### What you are asked to do
Report each line of the entries that contains the word "search", copied in full.

### Information provided
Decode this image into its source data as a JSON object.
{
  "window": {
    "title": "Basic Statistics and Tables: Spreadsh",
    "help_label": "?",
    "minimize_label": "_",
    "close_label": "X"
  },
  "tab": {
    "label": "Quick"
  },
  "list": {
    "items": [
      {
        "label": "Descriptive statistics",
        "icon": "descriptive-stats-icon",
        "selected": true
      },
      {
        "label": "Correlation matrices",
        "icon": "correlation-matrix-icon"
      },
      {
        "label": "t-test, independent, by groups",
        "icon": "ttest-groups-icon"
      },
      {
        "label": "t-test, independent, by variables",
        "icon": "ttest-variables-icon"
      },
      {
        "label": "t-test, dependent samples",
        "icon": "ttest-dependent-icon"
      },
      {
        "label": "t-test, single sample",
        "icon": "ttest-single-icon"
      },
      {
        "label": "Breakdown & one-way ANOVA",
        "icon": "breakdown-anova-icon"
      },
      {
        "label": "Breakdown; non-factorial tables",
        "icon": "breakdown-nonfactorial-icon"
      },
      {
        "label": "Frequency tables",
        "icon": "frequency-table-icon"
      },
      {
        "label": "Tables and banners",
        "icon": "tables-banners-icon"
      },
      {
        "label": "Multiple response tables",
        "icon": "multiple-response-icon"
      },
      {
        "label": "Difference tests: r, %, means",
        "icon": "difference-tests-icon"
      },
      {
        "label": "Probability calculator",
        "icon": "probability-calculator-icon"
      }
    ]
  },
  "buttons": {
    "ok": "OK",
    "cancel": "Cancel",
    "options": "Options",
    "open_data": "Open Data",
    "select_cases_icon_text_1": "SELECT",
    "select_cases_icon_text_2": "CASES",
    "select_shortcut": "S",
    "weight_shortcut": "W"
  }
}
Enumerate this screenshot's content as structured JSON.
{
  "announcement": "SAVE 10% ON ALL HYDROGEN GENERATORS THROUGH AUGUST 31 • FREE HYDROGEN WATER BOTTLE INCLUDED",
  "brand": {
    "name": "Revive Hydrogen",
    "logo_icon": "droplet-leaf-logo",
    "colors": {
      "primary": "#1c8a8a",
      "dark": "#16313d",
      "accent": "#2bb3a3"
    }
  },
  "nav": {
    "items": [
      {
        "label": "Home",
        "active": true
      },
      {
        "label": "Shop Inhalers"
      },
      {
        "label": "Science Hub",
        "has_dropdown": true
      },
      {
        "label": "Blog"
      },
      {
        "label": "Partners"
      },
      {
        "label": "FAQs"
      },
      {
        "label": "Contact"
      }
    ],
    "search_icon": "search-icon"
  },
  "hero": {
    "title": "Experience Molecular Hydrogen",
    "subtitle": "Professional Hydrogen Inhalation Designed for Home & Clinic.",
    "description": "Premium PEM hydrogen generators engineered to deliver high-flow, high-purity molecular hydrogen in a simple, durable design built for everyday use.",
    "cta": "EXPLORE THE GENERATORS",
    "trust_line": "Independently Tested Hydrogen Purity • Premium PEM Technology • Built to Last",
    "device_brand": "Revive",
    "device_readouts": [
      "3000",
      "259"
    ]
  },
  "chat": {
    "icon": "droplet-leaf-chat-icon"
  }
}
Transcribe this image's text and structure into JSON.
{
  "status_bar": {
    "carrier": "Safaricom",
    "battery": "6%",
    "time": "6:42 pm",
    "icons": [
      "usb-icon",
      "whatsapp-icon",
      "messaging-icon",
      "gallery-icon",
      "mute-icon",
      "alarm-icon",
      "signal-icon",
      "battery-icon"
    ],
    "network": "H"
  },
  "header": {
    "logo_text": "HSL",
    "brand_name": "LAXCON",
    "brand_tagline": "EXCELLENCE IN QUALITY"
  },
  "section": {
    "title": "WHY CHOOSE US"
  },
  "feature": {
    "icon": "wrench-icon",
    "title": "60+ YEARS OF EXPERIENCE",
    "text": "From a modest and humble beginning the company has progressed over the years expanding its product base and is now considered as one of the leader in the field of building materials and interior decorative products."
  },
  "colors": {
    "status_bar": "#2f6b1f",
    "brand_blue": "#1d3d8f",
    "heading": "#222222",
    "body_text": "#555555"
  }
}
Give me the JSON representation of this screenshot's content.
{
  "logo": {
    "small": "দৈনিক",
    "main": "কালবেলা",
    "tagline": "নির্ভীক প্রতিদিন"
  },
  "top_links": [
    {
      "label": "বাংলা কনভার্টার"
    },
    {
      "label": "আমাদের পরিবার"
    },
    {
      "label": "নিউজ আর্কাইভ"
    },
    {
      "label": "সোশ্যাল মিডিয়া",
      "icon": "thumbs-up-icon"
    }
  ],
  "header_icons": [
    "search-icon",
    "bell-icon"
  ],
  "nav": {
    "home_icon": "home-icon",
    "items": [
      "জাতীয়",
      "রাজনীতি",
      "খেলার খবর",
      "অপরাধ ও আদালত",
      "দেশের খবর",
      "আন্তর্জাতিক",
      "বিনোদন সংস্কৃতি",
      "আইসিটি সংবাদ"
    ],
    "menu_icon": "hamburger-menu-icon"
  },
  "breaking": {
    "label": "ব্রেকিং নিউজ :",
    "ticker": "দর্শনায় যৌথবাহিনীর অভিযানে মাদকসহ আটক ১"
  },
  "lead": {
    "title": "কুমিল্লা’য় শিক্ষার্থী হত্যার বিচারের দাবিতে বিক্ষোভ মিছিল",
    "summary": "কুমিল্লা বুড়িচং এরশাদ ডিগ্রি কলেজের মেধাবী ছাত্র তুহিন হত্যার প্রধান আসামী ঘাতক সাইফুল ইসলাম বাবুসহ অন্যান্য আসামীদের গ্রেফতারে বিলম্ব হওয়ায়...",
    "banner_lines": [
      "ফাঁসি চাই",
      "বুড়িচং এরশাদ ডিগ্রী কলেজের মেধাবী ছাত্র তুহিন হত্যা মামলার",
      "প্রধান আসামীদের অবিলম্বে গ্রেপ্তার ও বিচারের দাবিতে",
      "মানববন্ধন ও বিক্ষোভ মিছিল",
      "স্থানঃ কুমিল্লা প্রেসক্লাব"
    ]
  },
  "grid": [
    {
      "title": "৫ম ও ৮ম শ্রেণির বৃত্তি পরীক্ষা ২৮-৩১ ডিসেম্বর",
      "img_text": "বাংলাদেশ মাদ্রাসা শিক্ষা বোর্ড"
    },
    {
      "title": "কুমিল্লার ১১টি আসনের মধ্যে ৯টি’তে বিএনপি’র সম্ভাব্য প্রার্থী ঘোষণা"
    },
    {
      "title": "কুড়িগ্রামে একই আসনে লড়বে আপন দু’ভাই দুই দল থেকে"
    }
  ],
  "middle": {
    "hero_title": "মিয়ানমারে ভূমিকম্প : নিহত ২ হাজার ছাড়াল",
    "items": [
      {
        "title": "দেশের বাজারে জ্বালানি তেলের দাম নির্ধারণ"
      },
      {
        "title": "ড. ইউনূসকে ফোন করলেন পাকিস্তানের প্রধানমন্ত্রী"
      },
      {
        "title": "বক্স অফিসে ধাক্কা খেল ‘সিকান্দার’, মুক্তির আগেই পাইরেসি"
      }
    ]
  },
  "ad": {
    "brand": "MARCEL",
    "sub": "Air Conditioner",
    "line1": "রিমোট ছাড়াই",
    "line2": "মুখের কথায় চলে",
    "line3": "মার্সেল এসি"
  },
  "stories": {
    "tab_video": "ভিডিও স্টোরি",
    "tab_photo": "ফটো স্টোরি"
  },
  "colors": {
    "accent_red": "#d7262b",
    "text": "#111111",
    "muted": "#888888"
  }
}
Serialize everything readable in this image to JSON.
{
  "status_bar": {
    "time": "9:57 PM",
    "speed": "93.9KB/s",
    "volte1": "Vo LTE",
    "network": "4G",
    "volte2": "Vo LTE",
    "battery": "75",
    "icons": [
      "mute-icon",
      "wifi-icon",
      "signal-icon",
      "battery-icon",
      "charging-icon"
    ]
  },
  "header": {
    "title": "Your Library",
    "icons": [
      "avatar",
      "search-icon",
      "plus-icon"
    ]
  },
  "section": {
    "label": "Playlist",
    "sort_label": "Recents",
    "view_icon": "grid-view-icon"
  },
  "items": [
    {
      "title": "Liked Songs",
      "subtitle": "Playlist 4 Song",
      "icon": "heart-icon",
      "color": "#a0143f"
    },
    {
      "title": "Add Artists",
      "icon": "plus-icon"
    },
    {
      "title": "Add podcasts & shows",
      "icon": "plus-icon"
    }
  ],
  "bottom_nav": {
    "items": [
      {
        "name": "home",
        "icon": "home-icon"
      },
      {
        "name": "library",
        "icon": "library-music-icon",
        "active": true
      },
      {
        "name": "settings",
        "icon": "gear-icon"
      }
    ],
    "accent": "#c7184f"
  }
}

### Response
    "search_icon": "search-icon"
    "search-icon",
      "search-icon",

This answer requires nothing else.